Data records for software interfaces
* * *

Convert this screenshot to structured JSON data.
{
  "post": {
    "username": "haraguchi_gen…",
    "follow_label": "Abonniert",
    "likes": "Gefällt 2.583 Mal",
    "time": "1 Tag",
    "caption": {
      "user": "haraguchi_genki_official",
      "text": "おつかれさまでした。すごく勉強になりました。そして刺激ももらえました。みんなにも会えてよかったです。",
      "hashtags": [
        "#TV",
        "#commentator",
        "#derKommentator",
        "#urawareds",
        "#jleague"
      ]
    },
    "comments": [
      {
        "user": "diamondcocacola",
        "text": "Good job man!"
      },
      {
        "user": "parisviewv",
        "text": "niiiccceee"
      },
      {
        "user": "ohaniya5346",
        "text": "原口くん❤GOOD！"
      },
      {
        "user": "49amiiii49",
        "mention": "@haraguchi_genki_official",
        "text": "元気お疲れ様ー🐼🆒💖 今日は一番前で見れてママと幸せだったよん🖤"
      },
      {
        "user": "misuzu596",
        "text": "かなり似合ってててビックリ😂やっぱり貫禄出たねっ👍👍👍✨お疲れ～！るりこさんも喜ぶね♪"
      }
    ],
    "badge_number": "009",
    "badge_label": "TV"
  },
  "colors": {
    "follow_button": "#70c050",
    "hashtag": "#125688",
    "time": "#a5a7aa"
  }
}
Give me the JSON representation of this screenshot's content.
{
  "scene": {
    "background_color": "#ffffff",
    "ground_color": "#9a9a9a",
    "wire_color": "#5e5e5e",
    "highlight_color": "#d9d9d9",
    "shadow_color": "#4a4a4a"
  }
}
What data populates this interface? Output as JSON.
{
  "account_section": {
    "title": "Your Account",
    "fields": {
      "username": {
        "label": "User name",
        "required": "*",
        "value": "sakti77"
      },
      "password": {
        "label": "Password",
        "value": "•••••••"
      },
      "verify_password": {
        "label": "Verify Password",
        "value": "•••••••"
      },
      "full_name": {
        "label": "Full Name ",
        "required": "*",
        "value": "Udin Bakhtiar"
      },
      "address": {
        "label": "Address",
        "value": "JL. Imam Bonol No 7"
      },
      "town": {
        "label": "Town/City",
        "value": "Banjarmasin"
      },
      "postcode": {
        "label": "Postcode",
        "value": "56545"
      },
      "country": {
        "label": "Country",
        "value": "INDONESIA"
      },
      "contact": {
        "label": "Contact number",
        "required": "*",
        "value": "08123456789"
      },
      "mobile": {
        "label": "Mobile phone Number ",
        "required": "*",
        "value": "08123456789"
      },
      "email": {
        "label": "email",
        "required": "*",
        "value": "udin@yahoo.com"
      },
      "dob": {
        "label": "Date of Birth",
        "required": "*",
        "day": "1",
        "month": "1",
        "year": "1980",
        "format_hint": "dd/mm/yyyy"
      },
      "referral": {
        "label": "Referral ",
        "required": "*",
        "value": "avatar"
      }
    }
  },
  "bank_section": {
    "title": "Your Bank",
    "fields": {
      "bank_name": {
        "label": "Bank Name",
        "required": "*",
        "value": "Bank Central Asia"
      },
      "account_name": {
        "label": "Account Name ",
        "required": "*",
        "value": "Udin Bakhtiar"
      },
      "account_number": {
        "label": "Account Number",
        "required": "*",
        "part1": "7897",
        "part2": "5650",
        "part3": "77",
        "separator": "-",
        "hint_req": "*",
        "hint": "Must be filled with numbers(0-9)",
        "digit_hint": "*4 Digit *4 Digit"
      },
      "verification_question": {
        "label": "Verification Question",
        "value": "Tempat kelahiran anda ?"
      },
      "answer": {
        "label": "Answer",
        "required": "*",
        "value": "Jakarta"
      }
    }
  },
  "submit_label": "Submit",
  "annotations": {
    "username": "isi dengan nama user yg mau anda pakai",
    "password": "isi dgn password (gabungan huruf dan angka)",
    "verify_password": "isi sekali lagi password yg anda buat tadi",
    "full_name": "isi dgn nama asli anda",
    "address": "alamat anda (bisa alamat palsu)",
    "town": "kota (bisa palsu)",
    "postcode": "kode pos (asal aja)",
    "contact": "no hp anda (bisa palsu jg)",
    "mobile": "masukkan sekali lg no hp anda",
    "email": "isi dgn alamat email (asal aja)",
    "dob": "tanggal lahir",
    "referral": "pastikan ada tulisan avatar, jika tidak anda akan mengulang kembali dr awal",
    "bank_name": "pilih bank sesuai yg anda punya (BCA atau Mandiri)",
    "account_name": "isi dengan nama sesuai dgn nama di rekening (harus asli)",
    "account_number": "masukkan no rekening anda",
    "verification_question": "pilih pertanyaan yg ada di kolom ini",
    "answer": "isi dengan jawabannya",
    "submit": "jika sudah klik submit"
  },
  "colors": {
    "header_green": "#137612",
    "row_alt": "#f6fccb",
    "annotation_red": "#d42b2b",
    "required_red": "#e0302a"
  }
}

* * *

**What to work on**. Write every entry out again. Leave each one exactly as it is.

**Answer**.
Convert this screenshot to structured JSON data.
{
  "post": {
    "username": "haraguchi_gen…",
    "follow_label": "Abonniert",
    "likes": "Gefällt 2.583 Mal",
    "time": "1 Tag",
    "caption": {
      "user": "haraguchi_genki_official",
      "text": "おつかれさまでした。すごく勉強になりました。そして刺激ももらえました。みんなにも会えてよかったです。",
      "hashtags": [
        "#TV",
        "#commentator",
        "#derKommentator",
        "#urawareds",
        "#jleague"
      ]
    },
    "comments": [
      {
        "user": "diamondcocacola",
        "text": "Good job man!"
      },
      {
        "user": "parisviewv",
        "text": "niiiccceee"
      },
      {
        "user": "ohaniya5346",
        "text": "原口くん❤GOOD！"
      },
      {
        "user": "49amiiii49",
        "mention": "@haraguchi_genki_official",
        "text": "元気お疲れ様ー🐼🆒💖 今日は一番前で見れてママと幸せだったよん🖤"
      },
      {
        "user": "misuzu596",
        "text": "かなり似合ってててビックリ😂やっぱり貫禄出たねっ👍👍👍✨お疲れ～！るりこさんも喜ぶね♪"
      }
    ],
    "badge_number": "009",
    "badge_label": "TV"
  },
  "colors": {
    "follow_button": "#70c050",
    "hashtag": "#125688",
    "time": "#a5a7aa"
  }
}
Give me the JSON representation of this screenshot's content.
{
  "scene": {
    "background_color": "#ffffff",
    "ground_color": "#9a9a9a",
    "wire_color": "#5e5e5e",
    "highlight_color": "#d9d9d9",
    "shadow_color": "#4a4a4a"
  }
}
What data populates this interface? Output as JSON.
{
  "account_section": {
    "title": "Your Account",
    "fields": {
      "username": {
        "label": "User name",
        "required": "*",
        "value": "sakti77"
      },
      "password": {
        "label": "Password",
        "value": "•••••••"
      },
      "verify_password": {
        "label": "Verify Password",
        "value": "•••••••"
      },
      "full_name": {
        "label": "Full Name ",
        "required": "*",
        "value": "Udin Bakhtiar"
      },
      "address": {
        "label": "Address",
        "value": "JL. Imam Bonol No 7"
      },
      "town": {
        "label": "Town/City",
        "value": "Banjarmasin"
      },
      "postcode": {
        "label": "Postcode",
        "value": "56545"
      },
      "country": {
        "label": "Country",
        "value": "INDONESIA"
      },
      "contact": {
        "label": "Contact number",
        "required": "*",
        "value": "08123456789"
      },
      "mobile": {
        "label": "Mobile phone Number ",
        "required": "*",
        "value": "08123456789"
      },
      "email": {
        "label": "email",
        "required": "*",
        "value": "udin@yahoo.com"
      },
      "dob": {
        "label": "Date of Birth",
        "required": "*",
        "day": "1",
        "month": "1",
        "year": "1980",
        "format_hint": "dd/mm/yyyy"
      },
      "referral": {
        "label": "Referral ",
        "required": "*",
        "value": "avatar"
      }
    }
  },
  "bank_section": {
    "title": "Your Bank",
    "fields": {
      "bank_name": {
        "label": "Bank Name",
        "required": "*",
        "value": "Bank Central Asia"
      },
      "account_name": {
        "label": "Account Name ",
        "required": "*",
        "value": "Udin Bakhtiar"
      },
      "account_number": {
        "label": "Account Number",
        "required": "*",
        "part1": "7897",
        "part2": "5650",
        "part3": "77",
        "separator": "-",
        "hint_req": "*",
        "hint": "Must be filled with numbers(0-9)",
        "digit_hint": "*4 Digit *4 Digit"
      },
      "verification_question": {
        "label": "Verification Question",
        "value": "Tempat kelahiran anda ?"
      },
      "answer": {
        "label": "Answer",
        "required": "*",
        "value": "Jakarta"
      }
    }
  },
  "submit_label": "Submit",
  "annotations": {
    "username": "isi dengan nama user yg mau anda pakai",
    "password": "isi dgn password (gabungan huruf dan angka)",
    "verify_password": "isi sekali lagi password yg anda buat tadi",
    "full_name": "isi dgn nama asli anda",
    "address": "alamat anda (bisa alamat palsu)",
    "town": "kota (bisa palsu)",
    "postcode": "kode pos (asal aja)",
    "contact": "no hp anda (bisa palsu jg)",
    "mobile": "masukkan sekali lg no hp anda",
    "email": "isi dgn alamat email (asal aja)",
    "dob": "tanggal lahir",
    "referral": "pastikan ada tulisan avatar, jika tidak anda akan mengulang kembali dr awal",
    "bank_name": "pilih bank sesuai yg anda punya (BCA atau Mandiri)",
    "account_name": "isi dengan nama sesuai dgn nama di rekening (harus asli)",
    "account_number": "masukkan no rekening anda",
    "verification_question": "pilih pertanyaan yg ada di kolom ini",
    "answer": "isi dengan jawabannya",
    "submit": "jika sudah klik submit"
  },
  "colors": {
    "header_green": "#137612",
    "row_alt": "#f6fccb",
    "annotation_red": "#d42b2b",
    "required_red": "#e0302a"
  }
}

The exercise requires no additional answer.